- [How to complete this task]
Give again exactly, and only, the lines between the line holding "What's the underlying" and the end of the listing, both boundary lines included.

───── Record extracts

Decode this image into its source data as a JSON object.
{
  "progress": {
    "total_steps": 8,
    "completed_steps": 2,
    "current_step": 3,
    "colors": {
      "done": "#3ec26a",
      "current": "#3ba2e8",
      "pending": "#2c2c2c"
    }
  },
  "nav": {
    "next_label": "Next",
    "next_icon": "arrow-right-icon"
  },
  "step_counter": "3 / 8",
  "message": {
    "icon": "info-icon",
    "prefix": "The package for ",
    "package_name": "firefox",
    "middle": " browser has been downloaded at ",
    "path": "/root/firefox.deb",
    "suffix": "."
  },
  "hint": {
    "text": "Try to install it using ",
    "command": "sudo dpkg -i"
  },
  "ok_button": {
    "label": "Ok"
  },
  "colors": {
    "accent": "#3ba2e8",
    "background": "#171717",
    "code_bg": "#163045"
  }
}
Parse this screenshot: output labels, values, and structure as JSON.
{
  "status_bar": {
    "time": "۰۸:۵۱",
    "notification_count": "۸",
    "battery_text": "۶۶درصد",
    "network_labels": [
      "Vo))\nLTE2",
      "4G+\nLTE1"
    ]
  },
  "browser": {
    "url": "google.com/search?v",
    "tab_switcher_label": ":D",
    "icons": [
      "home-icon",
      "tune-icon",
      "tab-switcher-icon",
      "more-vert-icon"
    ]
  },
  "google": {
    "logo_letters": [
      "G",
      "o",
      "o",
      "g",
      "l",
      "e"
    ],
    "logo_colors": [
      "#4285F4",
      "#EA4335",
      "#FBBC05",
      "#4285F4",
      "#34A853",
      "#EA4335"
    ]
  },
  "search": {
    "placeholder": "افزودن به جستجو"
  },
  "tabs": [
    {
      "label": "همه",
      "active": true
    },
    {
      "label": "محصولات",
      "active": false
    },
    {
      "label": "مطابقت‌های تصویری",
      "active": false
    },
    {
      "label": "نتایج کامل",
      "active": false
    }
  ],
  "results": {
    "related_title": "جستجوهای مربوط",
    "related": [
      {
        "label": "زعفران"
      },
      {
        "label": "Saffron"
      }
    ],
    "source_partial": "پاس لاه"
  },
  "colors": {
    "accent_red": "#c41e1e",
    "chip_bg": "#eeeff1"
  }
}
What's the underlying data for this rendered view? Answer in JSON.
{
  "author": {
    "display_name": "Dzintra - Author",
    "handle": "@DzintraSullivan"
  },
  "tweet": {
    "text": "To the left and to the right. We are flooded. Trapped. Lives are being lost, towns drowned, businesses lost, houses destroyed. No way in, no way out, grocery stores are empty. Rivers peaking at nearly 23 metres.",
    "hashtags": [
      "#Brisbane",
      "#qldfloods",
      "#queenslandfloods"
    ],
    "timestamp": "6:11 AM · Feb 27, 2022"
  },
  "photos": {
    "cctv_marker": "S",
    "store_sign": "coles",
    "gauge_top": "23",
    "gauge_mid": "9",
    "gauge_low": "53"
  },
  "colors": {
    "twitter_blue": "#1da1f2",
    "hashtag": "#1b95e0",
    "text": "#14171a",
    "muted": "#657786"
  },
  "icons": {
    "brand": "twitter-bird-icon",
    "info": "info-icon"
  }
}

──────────

- [Result]
What's the underlying data for this rendered view? Answer in JSON.
{
  "author": {
    "display_name": "Dzintra - Author",
    "handle": "@DzintraSullivan"
  },
  "tweet": {
    "text": "To the left and to the right. We are flooded. Trapped. Lives are being lost, towns drowned, businesses lost, houses destroyed. No way in, no way out, grocery stores are empty. Rivers peaking at nearly 23 metres.",
    "hashtags": [
      "#Brisbane",
      "#qldfloods",
      "#queenslandfloods"
    ],
    "timestamp": "6:11 AM · Feb 27, 2022"
  },
  "photos": {
    "cctv_marker": "S",
    "store_sign": "coles",
    "gauge_top": "23",
    "gauge_mid": "9",
    "gauge_low": "53"
  },
  "colors": {
    "twitter_blue": "#1da1f2",
    "hashtag": "#1b95e0",
    "text": "#14171a",
    "muted": "#657786"
  },
  "icons": {
    "brand": "twitter-bird-icon",
    "info": "info-icon"
  }
}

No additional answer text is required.